Instructions for the task> All lines in the records below with the word "image" must be returned.

### Exercise inputs

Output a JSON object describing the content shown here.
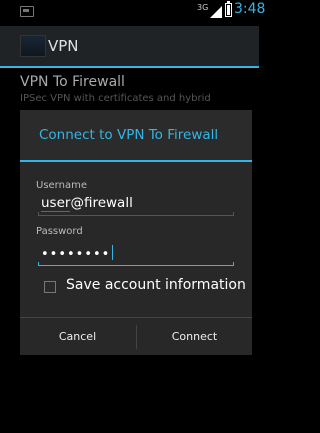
{
  "status_bar": {
    "network_type": "3G",
    "time": "3:48"
  },
  "action_bar": {
    "title": "VPN"
  },
  "background_item": {
    "title": "VPN To Firewall",
    "subtitle": "IPSec VPN with certificates and hybrid"
  },
  "dialog": {
    "title": "Connect to VPN To Firewall",
    "username_label": "Username",
    "username_value": "user@firewall",
    "username_misspelled_part": "user",
    "username_rest": "@firewall",
    "password_label": "Password",
    "password_value": "••••••••",
    "save_label": "Save account information",
    "save_checked": false,
    "cancel_label": "Cancel",
    "connect_label": "Connect"
  },
  "colors": {
    "accent": "#33b5e5",
    "dialog_bg": "#282828",
    "spellcheck": "#dd3333"
  },
  "icons": {
    "status_left": "notification-icon",
    "signal": "signal-icon",
    "battery": "battery-icon",
    "app": "vpn-app-icon"
  }
}
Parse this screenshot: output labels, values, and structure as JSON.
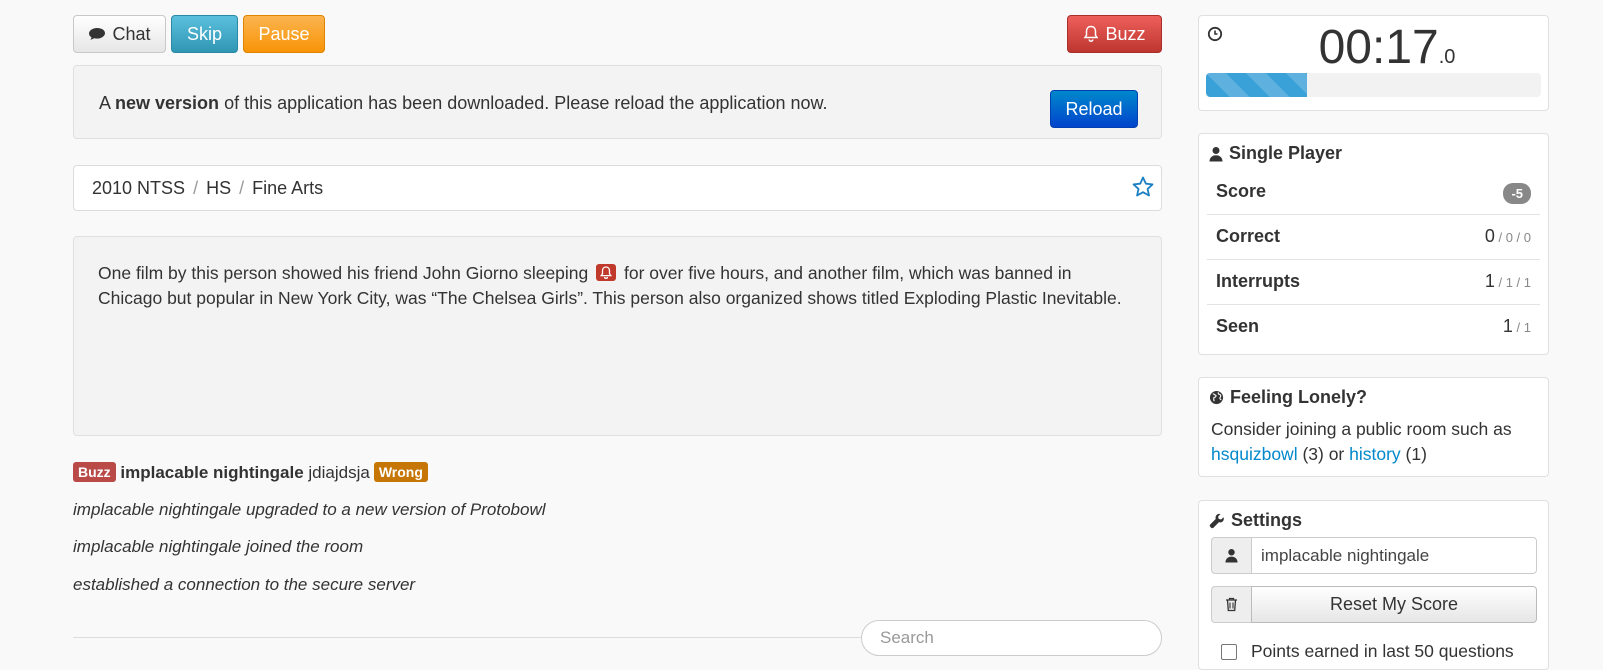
{
  "toolbar": {
    "chat_label": "Chat",
    "skip_label": "Skip",
    "pause_label": "Pause",
    "buzz_label": "Buzz"
  },
  "alert": {
    "prefix": "A ",
    "bold": "new version",
    "suffix": " of this application has been downloaded. Please reload the application now.",
    "reload_label": "Reload"
  },
  "breadcrumb": {
    "items": [
      "2010 NTSS",
      "HS",
      "Fine Arts"
    ],
    "separator": "/"
  },
  "question": {
    "part1": "One film by this person showed his friend John Giorno sleeping",
    "part2": "for over five hours, and another film, which was banned in Chicago but popular in New York City, was “The Chelsea Girls”. This person also organized shows titled Exploding Plastic Inevitable."
  },
  "log": {
    "buzz_badge": "Buzz",
    "buzz_user": "implacable nightingale",
    "buzz_answer": "jdiajdsja",
    "wrong_badge": "Wrong",
    "line2": "implacable nightingale upgraded to a new version of Protobowl",
    "line3": "implacable nightingale joined the room",
    "line4": "established a connection to the secure server"
  },
  "search": {
    "placeholder": "Search"
  },
  "timer": {
    "main": "00:17",
    "fraction": ".0",
    "progress_percent": 30
  },
  "single_player": {
    "title": "Single Player",
    "score_label": "Score",
    "score_value": "-5",
    "correct_label": "Correct",
    "correct_value": "0",
    "correct_extra": " / 0 / 0",
    "interrupts_label": "Interrupts",
    "interrupts_value": "1",
    "interrupts_extra": " / 1 / 1",
    "seen_label": "Seen",
    "seen_value": "1",
    "seen_extra": " / 1"
  },
  "lonely": {
    "title": "Feeling Lonely?",
    "text": "Consider joining a public room such as",
    "room1": "hsquizbowl",
    "room1_count": " (3) or ",
    "room2": "history",
    "room2_count": " (1)"
  },
  "settings": {
    "title": "Settings",
    "name_value": "implacable nightingale",
    "reset_label": "Reset My Score",
    "points_label": "Points earned in last 50 questions"
  },
  "colors": {
    "accent_blue": "#0088cc",
    "danger": "#bd362f",
    "warning": "#f89406",
    "info": "#2f96b4"
  }
}
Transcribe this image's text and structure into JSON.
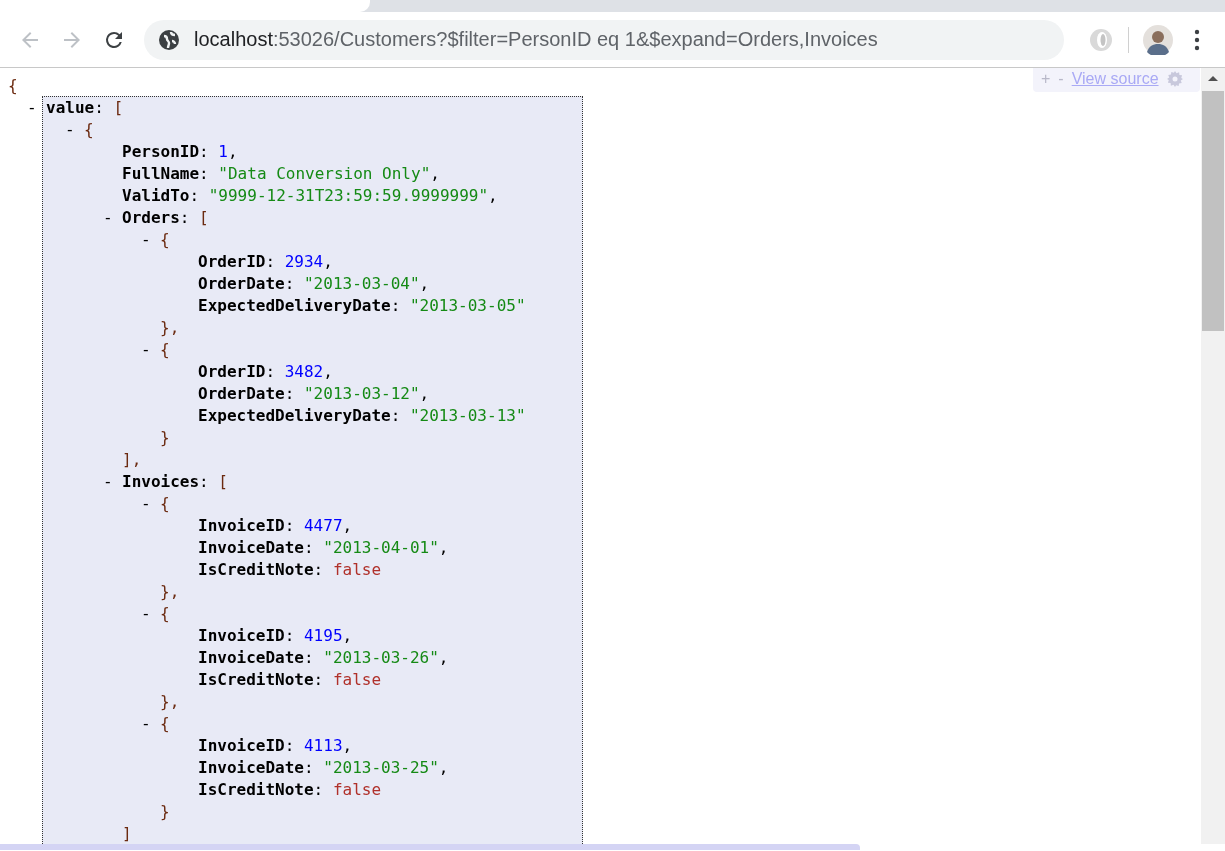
{
  "browser": {
    "url_host": "localhost",
    "url_rest": ":53026/Customers?$filter=PersonID eq 1&$expand=Orders,Invoices",
    "back_disabled": true,
    "forward_disabled": true
  },
  "viewer_toolbar": {
    "expand": "+",
    "collapse": "-",
    "link": "View source"
  },
  "document": {
    "key_separator": ":",
    "open": "{",
    "children": [
      {
        "toggle": "-",
        "key": "value",
        "open": "[",
        "highlighted": true,
        "children": [
          {
            "toggle": "-",
            "open": "{",
            "children": [
              {
                "key": "PersonID",
                "value": "1",
                "kind": "number",
                "trail": ","
              },
              {
                "key": "FullName",
                "value": "\"Data Conversion Only\"",
                "kind": "string",
                "trail": ","
              },
              {
                "key": "ValidTo",
                "value": "\"9999-12-31T23:59:59.9999999\"",
                "kind": "string",
                "trail": ","
              },
              {
                "toggle": "-",
                "key": "Orders",
                "open": "[",
                "close": "],",
                "children": [
                  {
                    "toggle": "-",
                    "open": "{",
                    "close": "},",
                    "children": [
                      {
                        "key": "OrderID",
                        "value": "2934",
                        "kind": "number",
                        "trail": ","
                      },
                      {
                        "key": "OrderDate",
                        "value": "\"2013-03-04\"",
                        "kind": "string",
                        "trail": ","
                      },
                      {
                        "key": "ExpectedDeliveryDate",
                        "value": "\"2013-03-05\"",
                        "kind": "string"
                      }
                    ]
                  },
                  {
                    "toggle": "-",
                    "open": "{",
                    "close": "}",
                    "children": [
                      {
                        "key": "OrderID",
                        "value": "3482",
                        "kind": "number",
                        "trail": ","
                      },
                      {
                        "key": "OrderDate",
                        "value": "\"2013-03-12\"",
                        "kind": "string",
                        "trail": ","
                      },
                      {
                        "key": "ExpectedDeliveryDate",
                        "value": "\"2013-03-13\"",
                        "kind": "string"
                      }
                    ]
                  }
                ]
              },
              {
                "toggle": "-",
                "key": "Invoices",
                "open": "[",
                "close": "]",
                "children": [
                  {
                    "toggle": "-",
                    "open": "{",
                    "close": "},",
                    "children": [
                      {
                        "key": "InvoiceID",
                        "value": "4477",
                        "kind": "number",
                        "trail": ","
                      },
                      {
                        "key": "InvoiceDate",
                        "value": "\"2013-04-01\"",
                        "kind": "string",
                        "trail": ","
                      },
                      {
                        "key": "IsCreditNote",
                        "value": "false",
                        "kind": "boolean"
                      }
                    ]
                  },
                  {
                    "toggle": "-",
                    "open": "{",
                    "close": "},",
                    "children": [
                      {
                        "key": "InvoiceID",
                        "value": "4195",
                        "kind": "number",
                        "trail": ","
                      },
                      {
                        "key": "InvoiceDate",
                        "value": "\"2013-03-26\"",
                        "kind": "string",
                        "trail": ","
                      },
                      {
                        "key": "IsCreditNote",
                        "value": "false",
                        "kind": "boolean"
                      }
                    ]
                  },
                  {
                    "toggle": "-",
                    "open": "{",
                    "close": "}",
                    "children": [
                      {
                        "key": "InvoiceID",
                        "value": "4113",
                        "kind": "number",
                        "trail": ","
                      },
                      {
                        "key": "InvoiceDate",
                        "value": "\"2013-03-25\"",
                        "kind": "string",
                        "trail": ","
                      },
                      {
                        "key": "IsCreditNote",
                        "value": "false",
                        "kind": "boolean"
                      }
                    ]
                  }
                ]
              }
            ]
          }
        ]
      }
    ]
  }
}
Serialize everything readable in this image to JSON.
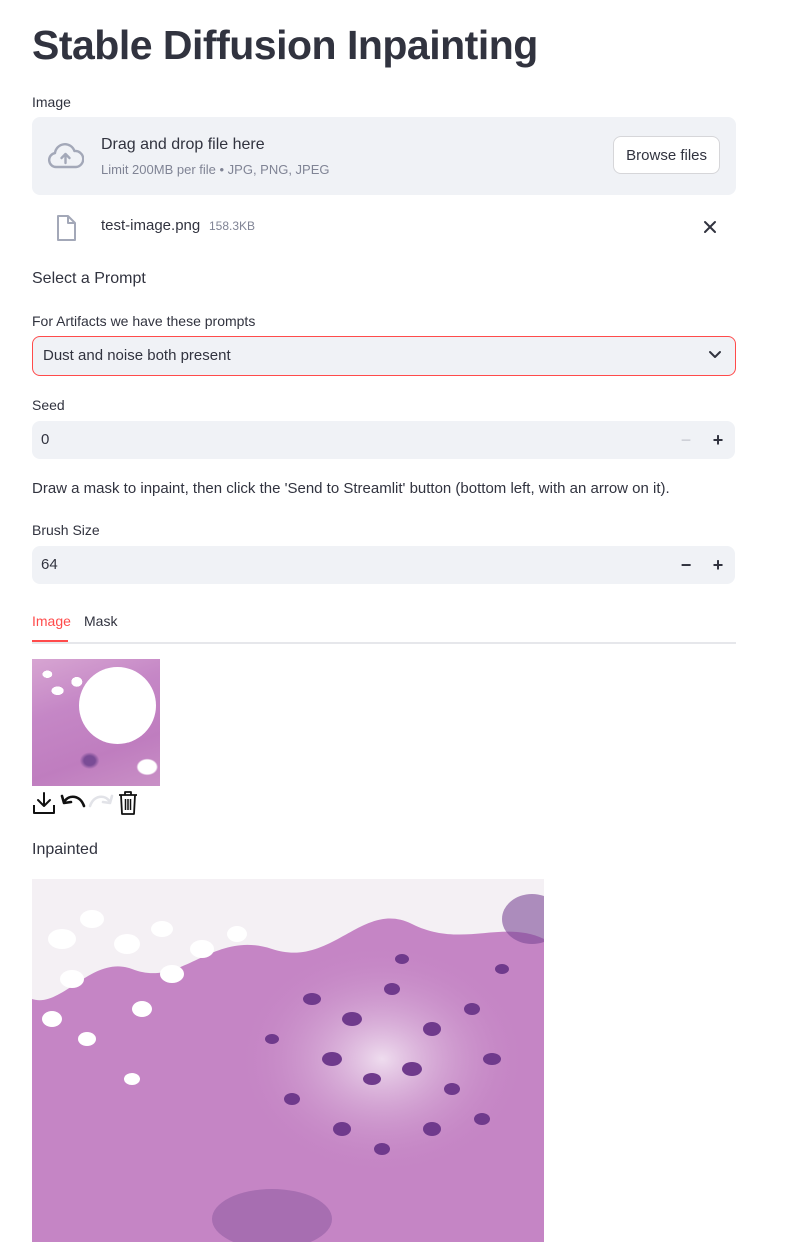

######

Answer space>
Transcribe this image's text and structure into JSON.
Serialize everything readable in this image to JSON.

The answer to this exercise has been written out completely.